■ **Exercise instructions**
Pull every line with "time" from the data.

■ **Exercise data**
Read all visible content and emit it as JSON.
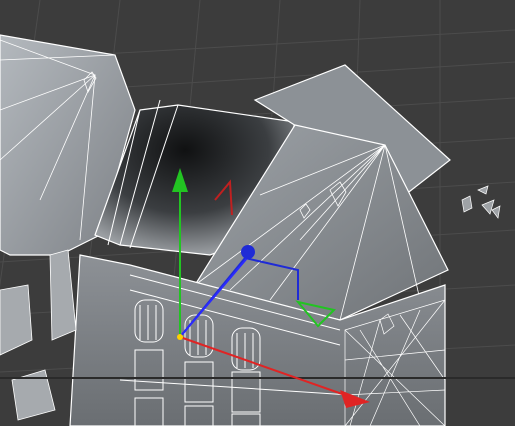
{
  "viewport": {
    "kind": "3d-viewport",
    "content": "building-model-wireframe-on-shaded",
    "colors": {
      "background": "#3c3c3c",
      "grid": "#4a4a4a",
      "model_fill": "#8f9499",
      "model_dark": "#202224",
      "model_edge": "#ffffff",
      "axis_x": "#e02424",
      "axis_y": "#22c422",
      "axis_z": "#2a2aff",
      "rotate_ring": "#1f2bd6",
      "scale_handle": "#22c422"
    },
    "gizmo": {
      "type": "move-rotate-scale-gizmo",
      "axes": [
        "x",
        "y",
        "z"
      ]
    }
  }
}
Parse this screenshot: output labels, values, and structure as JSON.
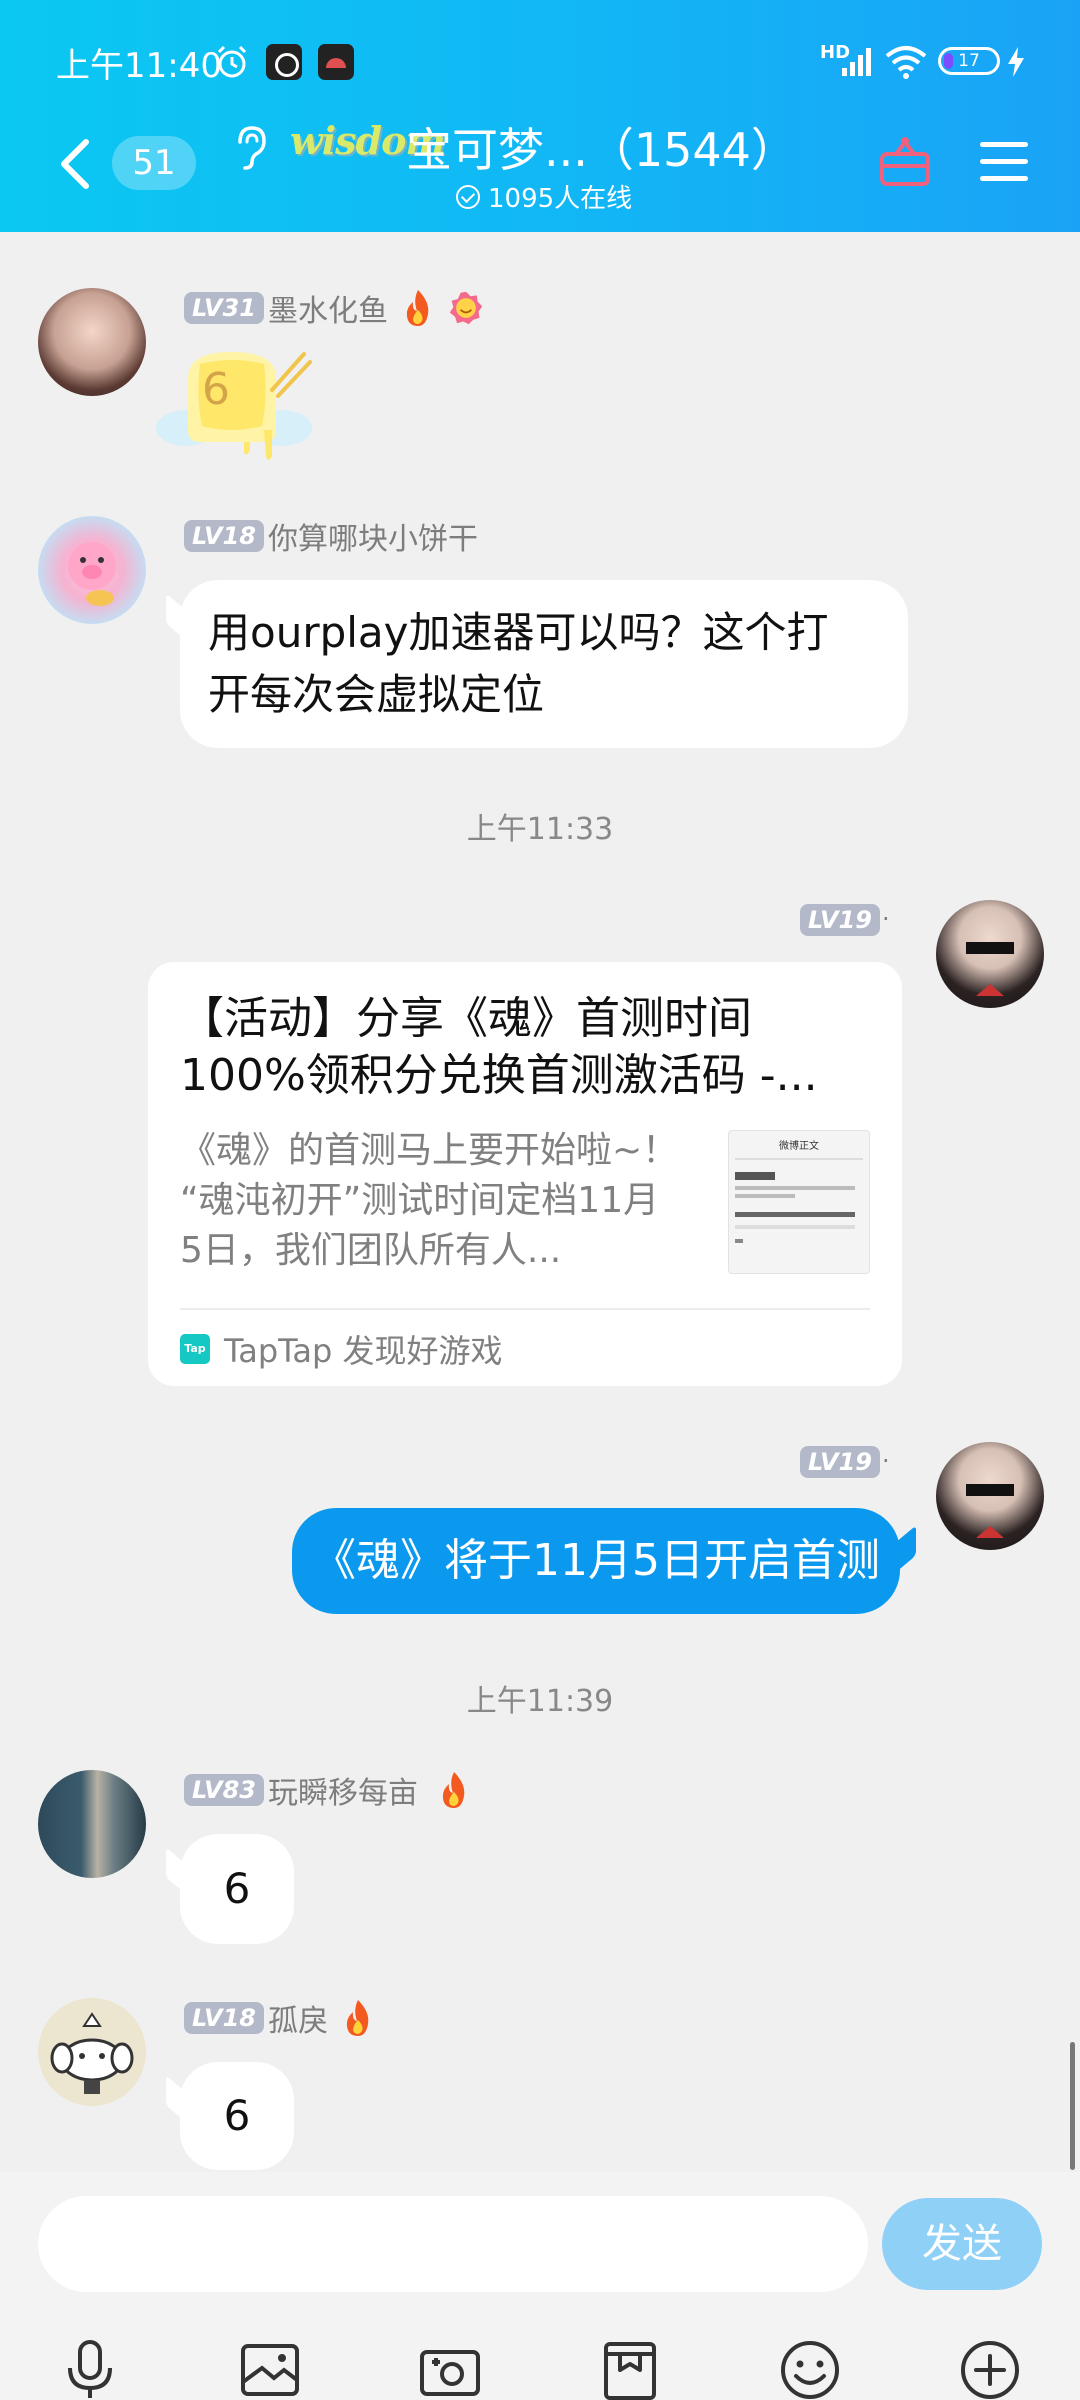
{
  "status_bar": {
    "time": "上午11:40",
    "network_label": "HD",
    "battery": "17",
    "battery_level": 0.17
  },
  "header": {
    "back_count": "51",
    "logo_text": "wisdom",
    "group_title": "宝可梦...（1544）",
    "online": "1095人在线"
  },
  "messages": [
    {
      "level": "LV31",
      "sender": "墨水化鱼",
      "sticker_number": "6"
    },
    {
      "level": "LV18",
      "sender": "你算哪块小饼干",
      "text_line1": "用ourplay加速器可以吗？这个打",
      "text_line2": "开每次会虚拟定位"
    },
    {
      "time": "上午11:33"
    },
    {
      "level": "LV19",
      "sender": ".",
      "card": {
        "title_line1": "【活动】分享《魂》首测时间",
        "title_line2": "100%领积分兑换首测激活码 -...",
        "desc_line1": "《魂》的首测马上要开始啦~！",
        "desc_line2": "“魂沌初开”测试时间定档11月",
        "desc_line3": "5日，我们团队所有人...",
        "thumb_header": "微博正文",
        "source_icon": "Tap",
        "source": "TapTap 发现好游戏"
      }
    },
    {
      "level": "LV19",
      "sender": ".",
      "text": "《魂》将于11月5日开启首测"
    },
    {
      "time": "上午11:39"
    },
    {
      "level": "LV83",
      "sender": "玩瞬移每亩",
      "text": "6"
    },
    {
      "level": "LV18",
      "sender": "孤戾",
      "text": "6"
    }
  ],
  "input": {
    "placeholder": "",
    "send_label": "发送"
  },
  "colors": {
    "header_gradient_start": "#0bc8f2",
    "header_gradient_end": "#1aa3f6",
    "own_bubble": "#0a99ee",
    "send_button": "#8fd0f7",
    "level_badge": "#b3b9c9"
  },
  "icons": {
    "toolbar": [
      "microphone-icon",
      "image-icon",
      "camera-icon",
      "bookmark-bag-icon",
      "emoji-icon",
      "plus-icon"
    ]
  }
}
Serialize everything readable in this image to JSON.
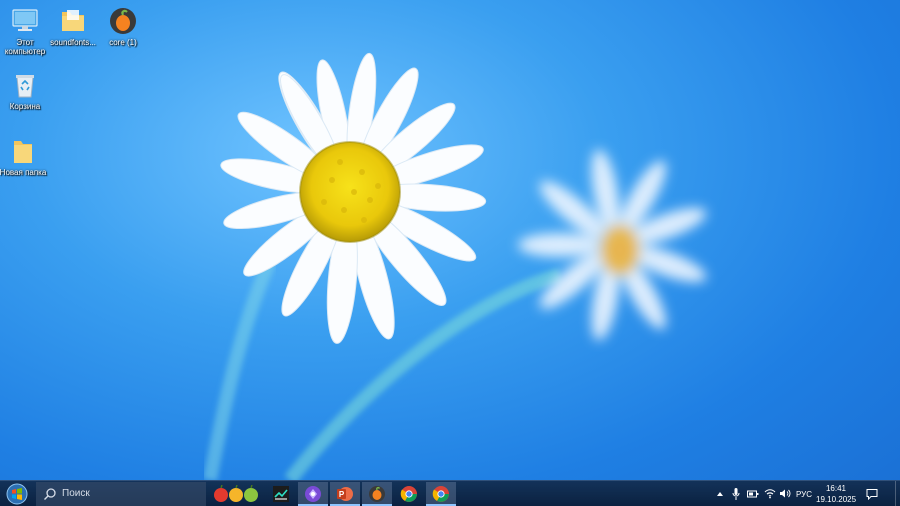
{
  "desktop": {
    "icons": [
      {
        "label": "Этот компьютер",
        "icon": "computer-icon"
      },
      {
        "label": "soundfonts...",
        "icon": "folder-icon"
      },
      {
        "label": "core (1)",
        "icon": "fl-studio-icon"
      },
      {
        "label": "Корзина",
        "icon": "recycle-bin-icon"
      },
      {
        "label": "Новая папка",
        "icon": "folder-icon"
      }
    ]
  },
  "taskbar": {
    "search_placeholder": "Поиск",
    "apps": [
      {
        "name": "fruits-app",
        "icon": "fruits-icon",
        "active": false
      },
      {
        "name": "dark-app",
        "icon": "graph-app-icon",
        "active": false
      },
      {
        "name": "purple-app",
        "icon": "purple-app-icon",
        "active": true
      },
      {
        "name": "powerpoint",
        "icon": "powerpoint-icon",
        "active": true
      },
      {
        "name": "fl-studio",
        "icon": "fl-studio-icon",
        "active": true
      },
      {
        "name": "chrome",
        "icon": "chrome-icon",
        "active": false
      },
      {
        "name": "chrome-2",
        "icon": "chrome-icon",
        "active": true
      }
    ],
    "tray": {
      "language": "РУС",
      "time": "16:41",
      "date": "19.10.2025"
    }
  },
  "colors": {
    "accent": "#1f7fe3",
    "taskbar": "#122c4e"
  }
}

■ **Reply to the exercise**
    "time": "上午11:40",
      "time": "上午11:33"
      "time": "上午11:39"
      "time": "16:41",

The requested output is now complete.